Interface dataset entries
>>>>>
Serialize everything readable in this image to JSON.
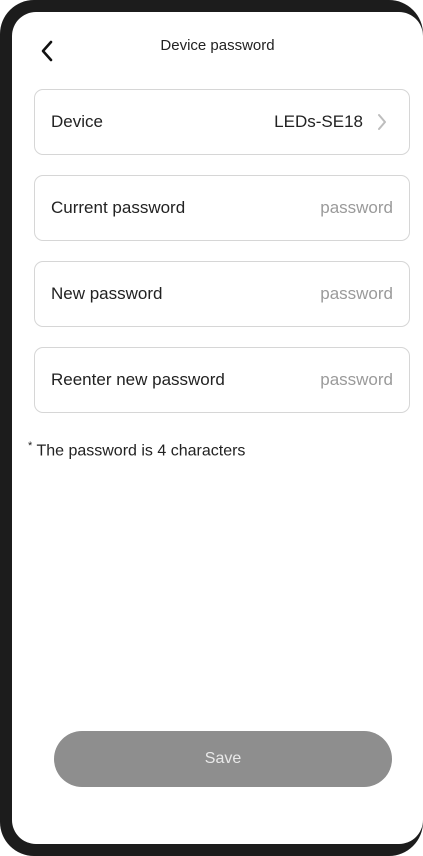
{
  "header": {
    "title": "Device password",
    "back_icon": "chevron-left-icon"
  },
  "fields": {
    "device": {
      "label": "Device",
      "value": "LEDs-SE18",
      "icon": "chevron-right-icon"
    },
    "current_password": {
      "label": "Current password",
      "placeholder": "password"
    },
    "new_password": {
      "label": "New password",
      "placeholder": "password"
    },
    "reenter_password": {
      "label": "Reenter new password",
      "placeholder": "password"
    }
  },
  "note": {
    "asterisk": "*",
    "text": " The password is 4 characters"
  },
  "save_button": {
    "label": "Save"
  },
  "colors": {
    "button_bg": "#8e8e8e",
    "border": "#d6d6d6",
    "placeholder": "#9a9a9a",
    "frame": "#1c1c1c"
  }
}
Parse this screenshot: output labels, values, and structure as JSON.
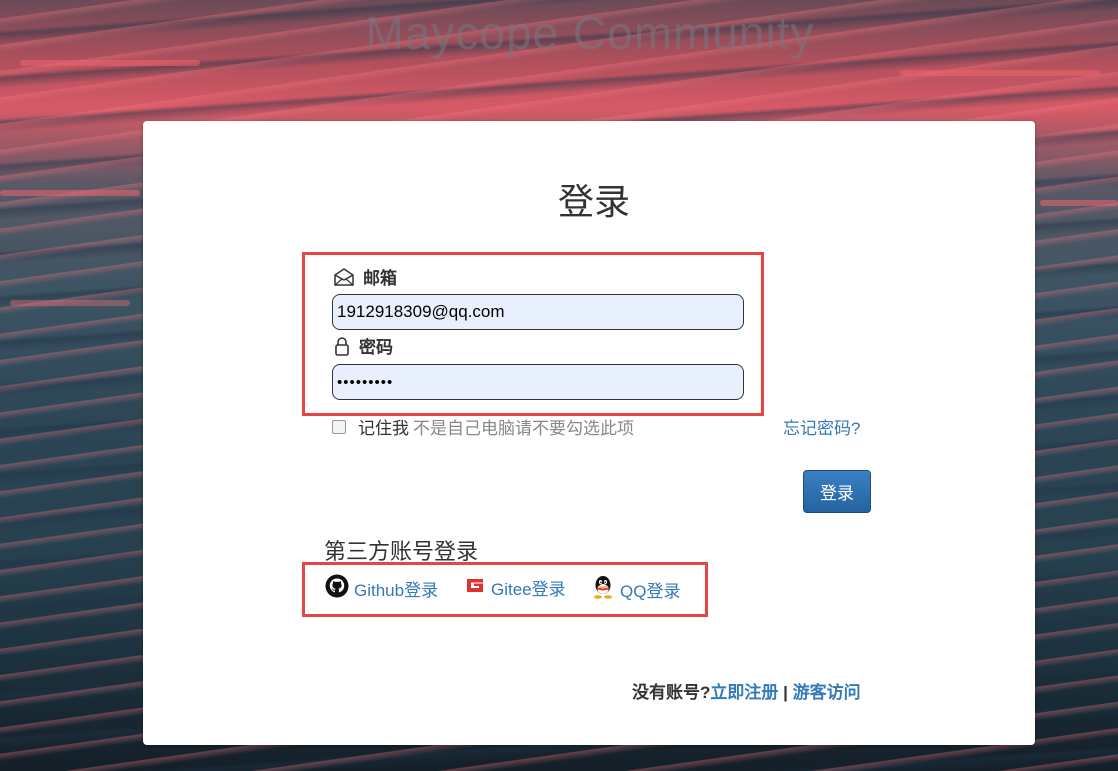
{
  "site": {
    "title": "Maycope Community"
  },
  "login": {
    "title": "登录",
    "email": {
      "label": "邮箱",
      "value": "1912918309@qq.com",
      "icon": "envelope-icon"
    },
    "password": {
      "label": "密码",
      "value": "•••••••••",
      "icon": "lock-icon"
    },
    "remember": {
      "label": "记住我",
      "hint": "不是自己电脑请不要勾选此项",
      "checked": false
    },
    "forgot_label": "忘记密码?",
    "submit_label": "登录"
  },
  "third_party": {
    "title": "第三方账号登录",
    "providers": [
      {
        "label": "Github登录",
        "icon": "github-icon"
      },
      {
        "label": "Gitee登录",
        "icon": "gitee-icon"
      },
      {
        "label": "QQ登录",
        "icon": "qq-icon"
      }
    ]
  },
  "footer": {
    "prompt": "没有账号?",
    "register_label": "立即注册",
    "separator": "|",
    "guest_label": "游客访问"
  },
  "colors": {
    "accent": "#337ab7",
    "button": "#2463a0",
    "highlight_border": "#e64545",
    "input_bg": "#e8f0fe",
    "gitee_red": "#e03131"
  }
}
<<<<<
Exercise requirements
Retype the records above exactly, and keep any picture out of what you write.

Solution to this exercise
Serialize everything readable in this image to JSON.
{
  "header": {
    "title": "Device password",
    "back_icon": "chevron-left-icon"
  },
  "fields": {
    "device": {
      "label": "Device",
      "value": "LEDs-SE18",
      "icon": "chevron-right-icon"
    },
    "current_password": {
      "label": "Current password",
      "placeholder": "password"
    },
    "new_password": {
      "label": "New password",
      "placeholder": "password"
    },
    "reenter_password": {
      "label": "Reenter new password",
      "placeholder": "password"
    }
  },
  "note": {
    "asterisk": "*",
    "text": " The password is 4 characters"
  },
  "save_button": {
    "label": "Save"
  },
  "colors": {
    "button_bg": "#8e8e8e",
    "border": "#d6d6d6",
    "placeholder": "#9a9a9a",
    "frame": "#1c1c1c"
  }
}
Parse this screenshot: output labels, values, and structure as JSON.
{
  "site": {
    "title": "Maycope Community"
  },
  "login": {
    "title": "登录",
    "email": {
      "label": "邮箱",
      "value": "1912918309@qq.com",
      "icon": "envelope-icon"
    },
    "password": {
      "label": "密码",
      "value": "•••••••••",
      "icon": "lock-icon"
    },
    "remember": {
      "label": "记住我",
      "hint": "不是自己电脑请不要勾选此项",
      "checked": false
    },
    "forgot_label": "忘记密码?",
    "submit_label": "登录"
  },
  "third_party": {
    "title": "第三方账号登录",
    "providers": [
      {
        "label": "Github登录",
        "icon": "github-icon"
      },
      {
        "label": "Gitee登录",
        "icon": "gitee-icon"
      },
      {
        "label": "QQ登录",
        "icon": "qq-icon"
      }
    ]
  },
  "footer": {
    "prompt": "没有账号?",
    "register_label": "立即注册",
    "separator": "|",
    "guest_label": "游客访问"
  },
  "colors": {
    "accent": "#337ab7",
    "button": "#2463a0",
    "highlight_border": "#e64545",
    "input_bg": "#e8f0fe",
    "gitee_red": "#e03131"
  }
}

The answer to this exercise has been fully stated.